  3. Khoury, S., et al., A significant increase in breathing amplitude precedes sleep bruxism. Chest, 2008. 134(2): p. 332-337.
  4. Simmons, J.H., Neurology of sleep and sleep-related breathing disorders and their relationships to sleep bruxism. Journal of the California Dental Association, 2012. 40(2): p. 159-167.
  5. Carra, M.C., et al., Sleep bruxism, snoring, and headaches in adolescents: short-term effects of a mandibular advancement appliance. Sleep medicine, 2013. 14(7): p. 656-661.
  6. Oksenberg, A. and E. Arons, Sleep bruxism related to obstructive sleep apnea: the effect of continuous positive airway pressure.

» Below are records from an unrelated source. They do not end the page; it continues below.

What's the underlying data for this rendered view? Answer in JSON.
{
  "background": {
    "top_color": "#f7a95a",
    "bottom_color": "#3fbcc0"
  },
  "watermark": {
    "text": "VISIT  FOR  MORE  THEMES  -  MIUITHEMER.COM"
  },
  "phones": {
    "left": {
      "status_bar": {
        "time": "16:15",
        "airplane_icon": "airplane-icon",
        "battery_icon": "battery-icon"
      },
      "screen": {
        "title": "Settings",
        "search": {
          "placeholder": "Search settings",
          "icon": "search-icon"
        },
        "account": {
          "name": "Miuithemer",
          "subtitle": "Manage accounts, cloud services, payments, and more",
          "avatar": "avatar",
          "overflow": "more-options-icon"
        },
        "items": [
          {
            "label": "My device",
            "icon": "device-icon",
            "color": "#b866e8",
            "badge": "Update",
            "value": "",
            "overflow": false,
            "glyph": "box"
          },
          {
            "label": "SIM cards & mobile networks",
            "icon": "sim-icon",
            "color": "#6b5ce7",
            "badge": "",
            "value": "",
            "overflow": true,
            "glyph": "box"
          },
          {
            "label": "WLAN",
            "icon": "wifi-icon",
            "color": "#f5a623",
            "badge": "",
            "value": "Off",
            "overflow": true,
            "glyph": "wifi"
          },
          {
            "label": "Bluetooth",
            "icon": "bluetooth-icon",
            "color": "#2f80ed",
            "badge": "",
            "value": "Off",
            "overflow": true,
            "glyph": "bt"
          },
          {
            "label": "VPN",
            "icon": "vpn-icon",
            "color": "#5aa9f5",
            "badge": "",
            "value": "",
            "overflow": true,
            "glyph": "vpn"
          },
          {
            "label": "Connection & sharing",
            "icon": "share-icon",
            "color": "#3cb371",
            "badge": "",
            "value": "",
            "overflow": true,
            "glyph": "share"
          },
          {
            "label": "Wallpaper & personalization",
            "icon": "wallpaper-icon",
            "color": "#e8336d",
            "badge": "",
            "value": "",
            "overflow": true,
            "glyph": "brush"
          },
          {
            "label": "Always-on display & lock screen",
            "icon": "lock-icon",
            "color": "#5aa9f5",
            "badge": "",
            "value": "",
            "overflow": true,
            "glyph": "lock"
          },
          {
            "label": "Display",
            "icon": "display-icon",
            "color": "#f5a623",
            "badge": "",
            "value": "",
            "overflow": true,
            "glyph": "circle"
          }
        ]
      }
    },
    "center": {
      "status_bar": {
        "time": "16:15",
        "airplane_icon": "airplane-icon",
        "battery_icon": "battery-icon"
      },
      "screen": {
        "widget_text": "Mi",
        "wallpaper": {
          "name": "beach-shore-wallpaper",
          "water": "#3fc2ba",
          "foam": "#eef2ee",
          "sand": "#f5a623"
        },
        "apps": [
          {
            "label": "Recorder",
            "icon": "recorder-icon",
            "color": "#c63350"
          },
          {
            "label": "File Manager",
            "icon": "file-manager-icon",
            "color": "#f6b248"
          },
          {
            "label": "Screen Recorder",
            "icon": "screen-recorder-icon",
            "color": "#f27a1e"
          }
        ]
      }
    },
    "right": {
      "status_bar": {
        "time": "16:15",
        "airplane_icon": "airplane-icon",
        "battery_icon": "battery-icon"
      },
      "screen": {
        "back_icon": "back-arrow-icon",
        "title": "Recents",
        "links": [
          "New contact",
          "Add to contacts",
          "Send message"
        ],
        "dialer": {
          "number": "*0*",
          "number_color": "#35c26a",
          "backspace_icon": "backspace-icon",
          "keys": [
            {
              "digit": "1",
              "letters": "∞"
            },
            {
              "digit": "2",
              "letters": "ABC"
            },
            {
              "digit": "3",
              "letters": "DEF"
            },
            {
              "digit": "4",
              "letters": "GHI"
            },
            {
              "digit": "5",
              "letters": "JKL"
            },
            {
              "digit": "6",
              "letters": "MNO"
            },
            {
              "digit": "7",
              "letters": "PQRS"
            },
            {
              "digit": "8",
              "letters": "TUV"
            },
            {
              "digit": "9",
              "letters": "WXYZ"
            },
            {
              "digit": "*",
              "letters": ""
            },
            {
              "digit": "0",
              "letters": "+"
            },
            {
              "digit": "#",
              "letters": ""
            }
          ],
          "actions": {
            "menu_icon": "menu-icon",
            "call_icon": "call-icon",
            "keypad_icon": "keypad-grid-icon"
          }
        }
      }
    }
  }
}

Sleep Medicine, 2002. 3(6): p. 513-515.
  7. Sjöholm, T., et al., Sleep bruxism in patients with sleep-disordered breathing. Archives of oral biology, 2000. 45(10): p. 889-896.
  8. DiFrancesco, R.C., et al., Improvement of bruxism after T & A surgery. International journal of pediatric otorhinolaryngology, 2004. 68(4): p. 441-445.
  9. Gagnon, Y., et al., Aggravation of respiratory disturbances by the use of an occlusal splint in apneic patients: a pilot study. International Journal of Prosthodontics, 2004. 17(4).
  10. Carra, M.C., N. Huynh, and G. Lavigne, Sleep bruxism: a comprehensive overview for the dental clinician interested in sleep medicine. Dental Clinics, 2012. 56(2): p. 387-413.
  11. Tachibana, N., et al., Sleep bruxism as a manifestation of subclinical rapid eye movement sleep behavior disorder. Sleep, 1994. 17(6): p. 555-558.
  12. Medicine, A.A.o.S., International classification of sleep disorders–third edition (ICSD-3). Darien, IL: American Academy of Sleep Medicine, 2014.
  13. Ware, J.C. and J.D. Rugh, Destructive bruxism: sleep stage relationship. Sleep, 1988. 11(2): p. 172-181.
  14. Rompré, P., et al., Identification of a sleep bruxism subgroup with a higher risk of pain. Journal of dental research, 2007. 86(9): p. 837-842.
  15. Carra, M.C., et al., Overview on sleep bruxism for sleep medicine clinicians. Sleep medicine clinics, 2015. 10(3): p. 375-384.
  16. Franco, L., et al., A mandibular advancement appliance reduces pain and rhythmic masticatory muscle activity in patients with morning headache. Journal of orofacial pain, 2011. 25(3): p. 240.
  17. Shim, Y.J., et al., Effects of botulinum toxin on jaw motor events during sleep in sleep bruxism patients: a polysomnographic evaluation. Journal of clinical sleep medicine: JCSM: official publication of the American Academy of Sleep Medicine, 2014. 10(3): p. 291.


The views and opinions expressed in this article are those of the author's alone.